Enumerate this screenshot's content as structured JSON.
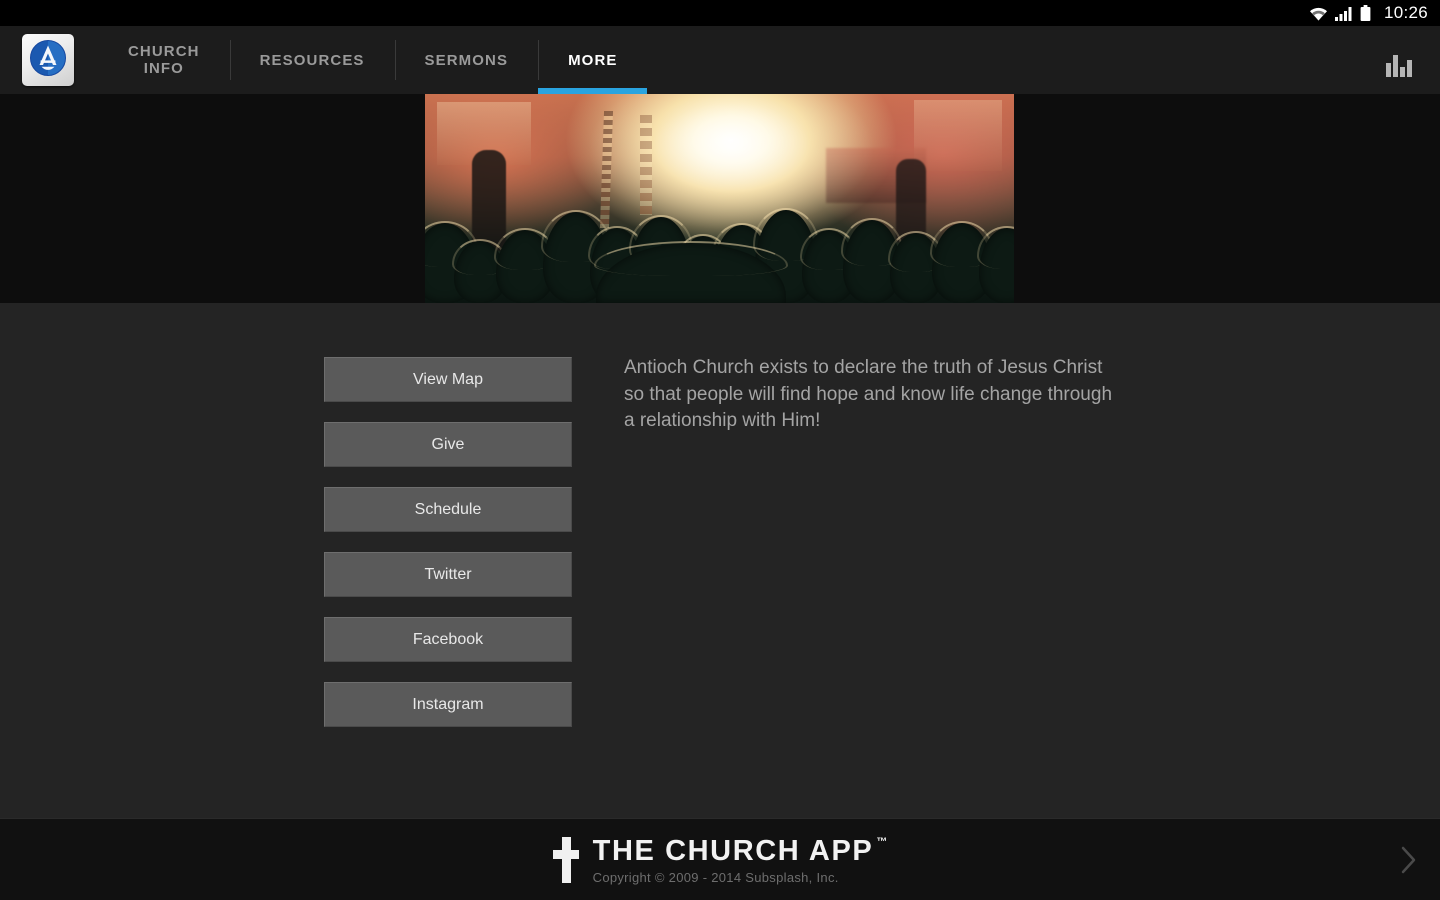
{
  "statusbar": {
    "clock": "10:26",
    "wifi_icon": "wifi-icon",
    "signal_icon": "signal-icon",
    "battery_icon": "battery-icon"
  },
  "navbar": {
    "logo_icon": "antioch-church-logo-icon",
    "chart_icon": "bar-chart-icon",
    "tabs": [
      {
        "label": "CHURCH\nINFO",
        "name": "tab-church-info",
        "active": false
      },
      {
        "label": "RESOURCES",
        "name": "tab-resources",
        "active": false
      },
      {
        "label": "SERMONS",
        "name": "tab-sermons",
        "active": false
      },
      {
        "label": "MORE",
        "name": "tab-more",
        "active": true
      }
    ],
    "accent_color": "#2aa4e0"
  },
  "hero": {
    "alt": "worship-concert-crowd-stage-lights"
  },
  "main": {
    "buttons": [
      {
        "label": "View Map",
        "name": "view-map-button"
      },
      {
        "label": "Give",
        "name": "give-button"
      },
      {
        "label": "Schedule",
        "name": "schedule-button"
      },
      {
        "label": "Twitter",
        "name": "twitter-button"
      },
      {
        "label": "Facebook",
        "name": "facebook-button"
      },
      {
        "label": "Instagram",
        "name": "instagram-button"
      }
    ],
    "description": "Antioch Church exists to declare the truth of Jesus Christ so that people will find hope and know life change through a relationship with Him!"
  },
  "footer": {
    "cross_icon": "cross-icon",
    "brand_title": "THE CHURCH APP",
    "brand_tm": "™",
    "copyright": "Copyright © 2009 - 2014 Subsplash, Inc.",
    "next_icon": "chevron-right-icon"
  },
  "colors": {
    "accent": "#2aa4e0",
    "navbar_bg": "#1c1c1c",
    "content_bg": "#242424",
    "footer_bg": "#111111",
    "button_bg": "#5a5a5a"
  }
}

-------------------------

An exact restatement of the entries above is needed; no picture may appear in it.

Enumerate this screenshot's content as structured JSON.
{
  "statusbar": {
    "clock": "10:26",
    "wifi_icon": "wifi-icon",
    "signal_icon": "signal-icon",
    "battery_icon": "battery-icon"
  },
  "navbar": {
    "logo_icon": "antioch-church-logo-icon",
    "chart_icon": "bar-chart-icon",
    "tabs": [
      {
        "label": "CHURCH\nINFO",
        "name": "tab-church-info",
        "active": false
      },
      {
        "label": "RESOURCES",
        "name": "tab-resources",
        "active": false
      },
      {
        "label": "SERMONS",
        "name": "tab-sermons",
        "active": false
      },
      {
        "label": "MORE",
        "name": "tab-more",
        "active": true
      }
    ],
    "accent_color": "#2aa4e0"
  },
  "hero": {
    "alt": "worship-concert-crowd-stage-lights"
  },
  "main": {
    "buttons": [
      {
        "label": "View Map",
        "name": "view-map-button"
      },
      {
        "label": "Give",
        "name": "give-button"
      },
      {
        "label": "Schedule",
        "name": "schedule-button"
      },
      {
        "label": "Twitter",
        "name": "twitter-button"
      },
      {
        "label": "Facebook",
        "name": "facebook-button"
      },
      {
        "label": "Instagram",
        "name": "instagram-button"
      }
    ],
    "description": "Antioch Church exists to declare the truth of Jesus Christ so that people will find hope and know life change through a relationship with Him!"
  },
  "footer": {
    "cross_icon": "cross-icon",
    "brand_title": "THE CHURCH APP",
    "brand_tm": "™",
    "copyright": "Copyright © 2009 - 2014 Subsplash, Inc.",
    "next_icon": "chevron-right-icon"
  },
  "colors": {
    "accent": "#2aa4e0",
    "navbar_bg": "#1c1c1c",
    "content_bg": "#242424",
    "footer_bg": "#111111",
    "button_bg": "#5a5a5a"
  }
}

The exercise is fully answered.